Q I have a 16 year old with SM who has never spoken to his peers at school. He will do oral reports only in front of teachers when kids are not around. Would cognitive behavioral therapy work at his age? Would the teachers have to be involved?
Thanks for your inquiry. First of all, older kids with SM are always more complicated to treat than younger kids. They have “practiced” their SM avoidance many thousand times more than the younger patients. Also, parents, teachers, and others close to them have all gotten very used to working around their avoidance, further strengthening everyone’s expectations that things will continue as they are. This is not to blame anyone at all — it just is what it is.
Putting in place a robust treatment plan that really changes everyone’s expectations — the teen included — is a daunting but achievable challenge. Older children with SM are more likely to have co-occuring disorders such as social phobia, and they are often demoralized if not actually depressed. Entrenched and long-standing or over-learned habits need to be treated aggressively.
We have been having the best success with intensive treatments using upwards of 30 hours of cognitive behavioral treatment (also known as CBT) in one week to treat these children. We also do treatment onsite where the teen lives — literally going with him to the places where he is having difficulty. And we advocate combining CBT with medication to help children with significant impairments to improve. You might benefit from reading this article about the role of medications in the treatment of SM.

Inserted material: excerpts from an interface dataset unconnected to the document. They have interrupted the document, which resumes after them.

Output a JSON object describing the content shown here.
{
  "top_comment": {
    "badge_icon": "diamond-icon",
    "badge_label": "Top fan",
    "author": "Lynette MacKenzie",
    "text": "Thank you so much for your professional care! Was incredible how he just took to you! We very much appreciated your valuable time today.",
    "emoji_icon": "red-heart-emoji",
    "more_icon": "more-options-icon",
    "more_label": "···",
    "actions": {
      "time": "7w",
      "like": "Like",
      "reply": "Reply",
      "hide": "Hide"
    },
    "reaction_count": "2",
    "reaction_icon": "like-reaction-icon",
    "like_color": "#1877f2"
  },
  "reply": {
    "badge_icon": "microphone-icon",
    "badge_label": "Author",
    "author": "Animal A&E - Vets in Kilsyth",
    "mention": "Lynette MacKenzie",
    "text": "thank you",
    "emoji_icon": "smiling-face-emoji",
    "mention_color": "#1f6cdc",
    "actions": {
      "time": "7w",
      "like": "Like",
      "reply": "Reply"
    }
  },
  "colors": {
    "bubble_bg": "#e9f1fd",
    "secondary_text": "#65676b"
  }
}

We always emphasize the importance of staying focused and positive, and never giving up. Your child needs you to keep seeking out the best evidence-based treatments available.